United Way of Metropolitan Chicago is a nonprofit, tax exempt corporation. Because it receives significant revenue in its annual campaign from large corporations, a recent reform of the board of directors resulted in a majority of directors from the Civic Committee of the Commercial Club that were corporate Presidents. The Civic Committee consists of representatives of large corporations in the area of manufacturing, banking, utilities and business.
The organization attempts to maximize its benefit to the community by minimizing its overhead expenses so that $1 raised in the general campaign results in close to $1 allocated for health and human services. When the board of directors saw that the 13.9% overhead rate for 2005 did not reflect staff costs in the Community Building Division where planning, assessment, monitoring, and evaluation activities are performed, some directors were concerned. They felt that, in the zeal to report a favorable number, the truth was not being told to the community.

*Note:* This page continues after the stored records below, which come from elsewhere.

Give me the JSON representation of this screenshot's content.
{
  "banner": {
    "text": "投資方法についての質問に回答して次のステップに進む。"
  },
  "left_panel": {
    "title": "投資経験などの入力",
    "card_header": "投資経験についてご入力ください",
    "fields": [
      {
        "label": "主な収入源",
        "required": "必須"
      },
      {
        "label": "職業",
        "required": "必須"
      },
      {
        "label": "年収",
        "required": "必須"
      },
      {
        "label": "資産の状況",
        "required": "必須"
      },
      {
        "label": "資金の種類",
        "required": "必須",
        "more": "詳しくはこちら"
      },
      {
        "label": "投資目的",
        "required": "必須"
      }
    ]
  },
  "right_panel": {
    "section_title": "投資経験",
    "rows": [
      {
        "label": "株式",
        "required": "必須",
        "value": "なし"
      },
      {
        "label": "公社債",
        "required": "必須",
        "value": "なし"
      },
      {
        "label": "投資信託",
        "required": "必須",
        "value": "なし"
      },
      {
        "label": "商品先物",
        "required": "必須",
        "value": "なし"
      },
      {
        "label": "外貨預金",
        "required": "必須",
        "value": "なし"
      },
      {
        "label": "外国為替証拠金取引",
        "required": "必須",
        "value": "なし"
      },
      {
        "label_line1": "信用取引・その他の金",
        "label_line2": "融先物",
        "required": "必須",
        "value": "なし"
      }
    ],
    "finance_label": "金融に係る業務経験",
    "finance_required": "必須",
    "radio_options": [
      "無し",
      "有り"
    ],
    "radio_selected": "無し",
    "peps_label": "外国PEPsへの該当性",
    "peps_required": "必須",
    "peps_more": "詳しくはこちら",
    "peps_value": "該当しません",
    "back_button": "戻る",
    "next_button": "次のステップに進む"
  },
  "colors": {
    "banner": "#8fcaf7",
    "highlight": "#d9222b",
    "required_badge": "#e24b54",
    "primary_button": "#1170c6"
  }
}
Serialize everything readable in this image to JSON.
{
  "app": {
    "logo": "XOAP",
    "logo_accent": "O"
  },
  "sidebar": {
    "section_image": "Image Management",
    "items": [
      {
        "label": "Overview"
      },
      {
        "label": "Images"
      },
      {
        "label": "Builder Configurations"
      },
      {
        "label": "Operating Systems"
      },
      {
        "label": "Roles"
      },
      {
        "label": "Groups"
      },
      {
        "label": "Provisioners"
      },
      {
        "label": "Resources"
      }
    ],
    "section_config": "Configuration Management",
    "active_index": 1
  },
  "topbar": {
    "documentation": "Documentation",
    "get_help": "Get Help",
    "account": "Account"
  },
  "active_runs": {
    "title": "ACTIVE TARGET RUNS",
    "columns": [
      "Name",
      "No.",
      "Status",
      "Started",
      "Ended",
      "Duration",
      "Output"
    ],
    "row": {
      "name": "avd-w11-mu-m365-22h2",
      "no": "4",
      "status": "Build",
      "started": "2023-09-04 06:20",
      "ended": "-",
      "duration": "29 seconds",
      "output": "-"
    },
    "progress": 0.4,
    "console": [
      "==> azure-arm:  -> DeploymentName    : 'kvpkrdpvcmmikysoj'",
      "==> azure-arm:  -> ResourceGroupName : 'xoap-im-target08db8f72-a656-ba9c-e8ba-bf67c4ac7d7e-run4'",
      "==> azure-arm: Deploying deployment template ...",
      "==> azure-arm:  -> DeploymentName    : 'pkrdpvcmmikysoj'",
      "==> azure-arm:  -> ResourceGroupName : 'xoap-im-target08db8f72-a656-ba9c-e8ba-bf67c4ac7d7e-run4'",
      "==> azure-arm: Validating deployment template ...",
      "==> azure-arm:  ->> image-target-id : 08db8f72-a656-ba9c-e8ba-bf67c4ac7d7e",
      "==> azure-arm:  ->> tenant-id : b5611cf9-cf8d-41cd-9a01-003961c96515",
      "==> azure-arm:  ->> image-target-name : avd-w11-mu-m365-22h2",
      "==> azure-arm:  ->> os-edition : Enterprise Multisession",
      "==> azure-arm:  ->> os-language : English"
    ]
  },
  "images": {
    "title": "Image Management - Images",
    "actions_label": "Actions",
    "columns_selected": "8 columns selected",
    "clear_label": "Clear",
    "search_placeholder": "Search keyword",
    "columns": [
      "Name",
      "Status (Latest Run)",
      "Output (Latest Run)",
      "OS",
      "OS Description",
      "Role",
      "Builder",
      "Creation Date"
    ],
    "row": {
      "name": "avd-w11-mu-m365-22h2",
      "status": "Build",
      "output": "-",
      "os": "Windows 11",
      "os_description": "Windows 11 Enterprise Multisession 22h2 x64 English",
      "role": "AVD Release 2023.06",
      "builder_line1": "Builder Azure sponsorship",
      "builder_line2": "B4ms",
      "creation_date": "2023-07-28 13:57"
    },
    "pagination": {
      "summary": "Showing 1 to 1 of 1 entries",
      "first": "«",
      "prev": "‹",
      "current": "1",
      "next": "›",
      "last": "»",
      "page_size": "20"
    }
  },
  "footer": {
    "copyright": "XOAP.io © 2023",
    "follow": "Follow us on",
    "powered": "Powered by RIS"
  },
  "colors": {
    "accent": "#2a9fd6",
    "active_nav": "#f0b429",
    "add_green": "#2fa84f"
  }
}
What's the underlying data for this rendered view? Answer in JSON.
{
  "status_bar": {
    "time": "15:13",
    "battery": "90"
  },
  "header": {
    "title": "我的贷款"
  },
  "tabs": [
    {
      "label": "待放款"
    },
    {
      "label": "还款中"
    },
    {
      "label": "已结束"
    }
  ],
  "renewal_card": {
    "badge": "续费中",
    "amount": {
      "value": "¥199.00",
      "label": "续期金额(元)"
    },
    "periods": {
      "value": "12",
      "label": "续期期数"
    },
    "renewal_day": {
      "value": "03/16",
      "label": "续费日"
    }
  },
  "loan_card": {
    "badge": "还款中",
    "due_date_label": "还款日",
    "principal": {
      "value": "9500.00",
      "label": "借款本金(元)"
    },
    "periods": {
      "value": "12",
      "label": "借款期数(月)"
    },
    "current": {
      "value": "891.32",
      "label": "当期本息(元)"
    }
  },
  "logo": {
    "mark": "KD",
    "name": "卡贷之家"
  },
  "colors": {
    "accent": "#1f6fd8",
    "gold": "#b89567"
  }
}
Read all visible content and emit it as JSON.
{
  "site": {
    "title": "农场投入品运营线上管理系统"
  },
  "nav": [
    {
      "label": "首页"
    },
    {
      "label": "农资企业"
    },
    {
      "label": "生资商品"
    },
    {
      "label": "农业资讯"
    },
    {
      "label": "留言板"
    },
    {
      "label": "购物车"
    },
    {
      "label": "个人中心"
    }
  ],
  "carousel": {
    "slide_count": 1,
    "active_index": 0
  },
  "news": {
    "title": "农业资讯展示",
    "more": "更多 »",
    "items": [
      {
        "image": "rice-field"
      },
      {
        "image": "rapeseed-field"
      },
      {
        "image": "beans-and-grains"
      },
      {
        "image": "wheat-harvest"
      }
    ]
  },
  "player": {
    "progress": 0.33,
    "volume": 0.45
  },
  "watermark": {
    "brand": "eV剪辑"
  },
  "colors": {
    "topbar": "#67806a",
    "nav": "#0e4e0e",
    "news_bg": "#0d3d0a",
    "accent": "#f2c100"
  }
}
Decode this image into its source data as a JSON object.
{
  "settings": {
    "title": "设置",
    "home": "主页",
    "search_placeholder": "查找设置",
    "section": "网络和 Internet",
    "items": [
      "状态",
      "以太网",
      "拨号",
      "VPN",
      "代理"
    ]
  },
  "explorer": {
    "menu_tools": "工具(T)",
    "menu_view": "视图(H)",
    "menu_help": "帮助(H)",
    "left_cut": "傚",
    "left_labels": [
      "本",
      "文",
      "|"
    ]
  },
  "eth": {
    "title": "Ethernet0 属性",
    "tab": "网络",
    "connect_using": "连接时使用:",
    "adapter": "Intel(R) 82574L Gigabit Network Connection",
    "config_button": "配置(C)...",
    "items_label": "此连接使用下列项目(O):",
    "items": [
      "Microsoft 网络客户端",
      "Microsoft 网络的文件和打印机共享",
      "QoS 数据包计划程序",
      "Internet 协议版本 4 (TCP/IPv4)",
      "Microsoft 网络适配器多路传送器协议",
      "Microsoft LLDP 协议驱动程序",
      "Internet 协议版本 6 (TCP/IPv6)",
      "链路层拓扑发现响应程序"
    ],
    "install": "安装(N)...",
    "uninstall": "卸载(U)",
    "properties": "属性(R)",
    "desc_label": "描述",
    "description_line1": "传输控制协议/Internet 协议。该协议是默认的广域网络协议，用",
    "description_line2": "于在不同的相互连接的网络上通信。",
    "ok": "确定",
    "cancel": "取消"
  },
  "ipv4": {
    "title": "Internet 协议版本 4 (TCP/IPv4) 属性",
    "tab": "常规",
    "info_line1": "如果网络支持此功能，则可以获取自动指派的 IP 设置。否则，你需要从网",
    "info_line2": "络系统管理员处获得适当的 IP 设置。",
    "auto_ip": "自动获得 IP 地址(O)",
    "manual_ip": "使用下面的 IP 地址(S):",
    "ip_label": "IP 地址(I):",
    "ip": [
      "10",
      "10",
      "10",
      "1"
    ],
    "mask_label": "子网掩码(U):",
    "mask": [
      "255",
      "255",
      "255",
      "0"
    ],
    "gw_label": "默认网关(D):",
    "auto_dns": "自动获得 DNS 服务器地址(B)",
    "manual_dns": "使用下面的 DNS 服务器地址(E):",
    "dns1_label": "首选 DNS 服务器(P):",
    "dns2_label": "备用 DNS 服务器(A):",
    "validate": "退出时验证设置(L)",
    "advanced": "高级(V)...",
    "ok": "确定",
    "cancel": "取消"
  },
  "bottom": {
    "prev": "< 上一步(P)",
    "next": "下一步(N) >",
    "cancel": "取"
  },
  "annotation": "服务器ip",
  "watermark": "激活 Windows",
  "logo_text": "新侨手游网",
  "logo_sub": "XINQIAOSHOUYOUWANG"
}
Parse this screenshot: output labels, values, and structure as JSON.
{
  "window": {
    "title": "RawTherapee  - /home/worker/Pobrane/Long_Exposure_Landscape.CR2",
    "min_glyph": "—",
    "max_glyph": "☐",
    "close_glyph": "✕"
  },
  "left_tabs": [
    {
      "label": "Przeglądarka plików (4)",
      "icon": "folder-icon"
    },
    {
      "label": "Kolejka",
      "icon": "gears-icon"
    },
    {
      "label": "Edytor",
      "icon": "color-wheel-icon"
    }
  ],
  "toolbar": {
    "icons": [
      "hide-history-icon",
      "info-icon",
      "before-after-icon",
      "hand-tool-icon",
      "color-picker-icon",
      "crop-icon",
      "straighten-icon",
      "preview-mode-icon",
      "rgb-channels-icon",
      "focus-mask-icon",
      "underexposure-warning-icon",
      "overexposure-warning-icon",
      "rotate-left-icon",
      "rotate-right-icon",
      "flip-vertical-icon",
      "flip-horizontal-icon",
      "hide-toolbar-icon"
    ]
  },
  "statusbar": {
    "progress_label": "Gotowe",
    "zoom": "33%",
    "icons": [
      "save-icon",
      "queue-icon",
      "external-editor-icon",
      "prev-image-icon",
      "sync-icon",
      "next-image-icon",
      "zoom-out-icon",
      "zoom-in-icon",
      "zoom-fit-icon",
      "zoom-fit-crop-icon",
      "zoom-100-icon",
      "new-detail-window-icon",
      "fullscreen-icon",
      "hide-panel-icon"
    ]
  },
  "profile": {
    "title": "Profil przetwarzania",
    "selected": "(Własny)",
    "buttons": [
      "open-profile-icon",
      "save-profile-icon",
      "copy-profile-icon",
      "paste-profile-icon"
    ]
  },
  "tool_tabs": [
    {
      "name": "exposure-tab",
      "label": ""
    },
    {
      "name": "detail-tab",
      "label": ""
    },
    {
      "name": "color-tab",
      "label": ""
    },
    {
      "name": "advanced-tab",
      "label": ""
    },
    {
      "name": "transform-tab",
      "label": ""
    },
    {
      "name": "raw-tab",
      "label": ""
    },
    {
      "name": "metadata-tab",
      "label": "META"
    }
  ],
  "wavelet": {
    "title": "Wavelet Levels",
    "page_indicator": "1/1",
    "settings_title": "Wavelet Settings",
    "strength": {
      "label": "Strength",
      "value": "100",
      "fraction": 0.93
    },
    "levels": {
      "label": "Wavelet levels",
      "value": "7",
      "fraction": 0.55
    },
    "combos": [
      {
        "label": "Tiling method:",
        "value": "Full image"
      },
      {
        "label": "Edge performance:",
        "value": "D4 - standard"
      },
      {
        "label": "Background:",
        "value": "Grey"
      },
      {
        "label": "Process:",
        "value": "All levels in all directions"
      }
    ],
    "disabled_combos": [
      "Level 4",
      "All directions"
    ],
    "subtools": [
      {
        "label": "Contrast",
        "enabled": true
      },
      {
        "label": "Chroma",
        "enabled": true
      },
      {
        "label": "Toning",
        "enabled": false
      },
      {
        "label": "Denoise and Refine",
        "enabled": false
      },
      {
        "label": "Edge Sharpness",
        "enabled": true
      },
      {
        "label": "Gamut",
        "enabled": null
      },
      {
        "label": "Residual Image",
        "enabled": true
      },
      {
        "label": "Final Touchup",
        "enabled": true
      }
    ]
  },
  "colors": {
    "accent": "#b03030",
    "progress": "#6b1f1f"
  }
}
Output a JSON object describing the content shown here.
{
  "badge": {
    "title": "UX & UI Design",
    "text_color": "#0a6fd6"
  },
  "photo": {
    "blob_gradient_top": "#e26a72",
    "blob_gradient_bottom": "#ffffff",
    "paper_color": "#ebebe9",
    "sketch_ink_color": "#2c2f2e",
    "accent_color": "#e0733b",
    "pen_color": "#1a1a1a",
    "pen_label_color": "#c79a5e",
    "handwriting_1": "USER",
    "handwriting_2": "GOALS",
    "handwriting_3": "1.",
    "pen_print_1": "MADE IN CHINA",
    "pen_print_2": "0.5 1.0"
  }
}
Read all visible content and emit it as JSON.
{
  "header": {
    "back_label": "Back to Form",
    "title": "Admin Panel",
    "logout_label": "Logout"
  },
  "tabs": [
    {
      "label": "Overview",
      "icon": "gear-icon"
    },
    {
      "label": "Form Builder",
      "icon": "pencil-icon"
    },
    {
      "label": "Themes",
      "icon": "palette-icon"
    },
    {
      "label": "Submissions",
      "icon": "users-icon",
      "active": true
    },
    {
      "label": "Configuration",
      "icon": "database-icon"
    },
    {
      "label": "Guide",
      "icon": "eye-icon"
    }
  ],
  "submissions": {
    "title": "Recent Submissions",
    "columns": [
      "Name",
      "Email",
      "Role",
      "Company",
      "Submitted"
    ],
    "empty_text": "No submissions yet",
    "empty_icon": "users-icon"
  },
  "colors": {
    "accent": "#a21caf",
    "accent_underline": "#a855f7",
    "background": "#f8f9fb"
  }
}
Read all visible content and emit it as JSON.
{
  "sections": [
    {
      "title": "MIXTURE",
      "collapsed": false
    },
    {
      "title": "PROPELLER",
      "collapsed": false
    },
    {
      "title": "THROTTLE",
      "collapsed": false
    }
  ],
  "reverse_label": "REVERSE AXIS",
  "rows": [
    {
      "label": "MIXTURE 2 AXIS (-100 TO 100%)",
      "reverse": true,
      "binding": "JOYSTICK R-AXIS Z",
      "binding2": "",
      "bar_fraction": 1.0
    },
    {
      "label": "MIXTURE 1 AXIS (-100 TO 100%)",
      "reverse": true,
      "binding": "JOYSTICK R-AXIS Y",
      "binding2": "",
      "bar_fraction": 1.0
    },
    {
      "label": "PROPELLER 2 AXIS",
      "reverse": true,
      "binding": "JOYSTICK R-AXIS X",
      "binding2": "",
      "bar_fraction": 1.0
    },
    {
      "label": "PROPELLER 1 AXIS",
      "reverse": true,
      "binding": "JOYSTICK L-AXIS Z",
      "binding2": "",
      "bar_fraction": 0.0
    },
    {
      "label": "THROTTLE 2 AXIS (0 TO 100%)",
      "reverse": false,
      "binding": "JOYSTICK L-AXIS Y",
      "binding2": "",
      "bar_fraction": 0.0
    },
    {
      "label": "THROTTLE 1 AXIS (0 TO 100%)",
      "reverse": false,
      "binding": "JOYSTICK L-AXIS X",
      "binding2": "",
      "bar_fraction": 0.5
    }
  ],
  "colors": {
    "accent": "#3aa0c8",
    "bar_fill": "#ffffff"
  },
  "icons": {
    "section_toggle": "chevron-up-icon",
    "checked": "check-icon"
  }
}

Other directors argued that these staff efforts benefit the community in a similar way to the health and human services supported by United Way funding. It was determined that the latter argument was technically correct because of the accounting rules on program related services that apply to nonprofit corporations. The compromise was to report the 13.9% overhead rate with a footnote that 16% was the total overhead rate but that the accounting rules for nonprofits allow the exclusion of program related expenses.
Some of the board members from the nonprofit sector began to discuss other organizational matters that reflect a difference in business and management culture and philosophy. For example, the business sector members rely heavily on financial ratio analysis to understand United Way's financial position in relation to industry standards.
1. What are some of the limitations of financial ratio analysis as a tool for understanding operations that might validate the concern of these board members?
2. List and discuss two factors that limit an organization's ability to replace a depreciated capital asset even if the organization has set aside funds equal to the depreciation schedule for the asset in question.
3. Look at "The Cost of Chronic Disease" slides by Jack Zwanziger, PhD. As Director of the Illinois Department of Public Health, discuss management actions you would initiate to address the implications of this presentation.
Financial Ratio Analysis for Not- For-Profit Organization
Financial ratio analysis helps an organization present a picture of operational efficiency in an effective manner. Although analysis of financial ratio is quite important to provide insight of company's operational performance, in case of non-profit organization, it has certain limitations. A non-profit organization must make decisions on the basis of its value for overall society where financial ratios consider cost only (Taylor & Pinczuk, 2006). This nonprofit organization will be unable to evaluate the businesses operational efficiency, as it concerns management, using financial ratios alone.
At the same time, non-profit organizations operate to fulfill different purposes. Due to this, their operations are quite different from each other. When making operational and financial decisions, non-profit organizations will compare their own ratios with similar organizations. However, with significant variation in operations between organizations, this may not provide an accurate base for decision making (Wrenn, 2004). Due to such differences, financial ratio analysis is not effective for not-for-profit organizations to address concerns of their board members.
Similarly, for a non-profit organization, it is essential to demonstrate a true picture about its liabilities and assets to both the community and donors. By identifying the assets and liabilities of a non-profit organization, it enables financial statement users to understand the organizations capacity for paying debt and delivering value to the society as whole. In this case, the analysis of financial ratio is not an effective reflection of the actual picture of the organizational operations as it ignores off-balance sheet items (Shim & Siegel, 2006). The exclusion of off-balance sheet items limits the effective use of financial ratios that might otherwise verify management concerns.
Non-profit organizations do not work to earn profit, rather, they operate to serve ...
The limitations of financial ratio analysis for non-profit organizations are examined.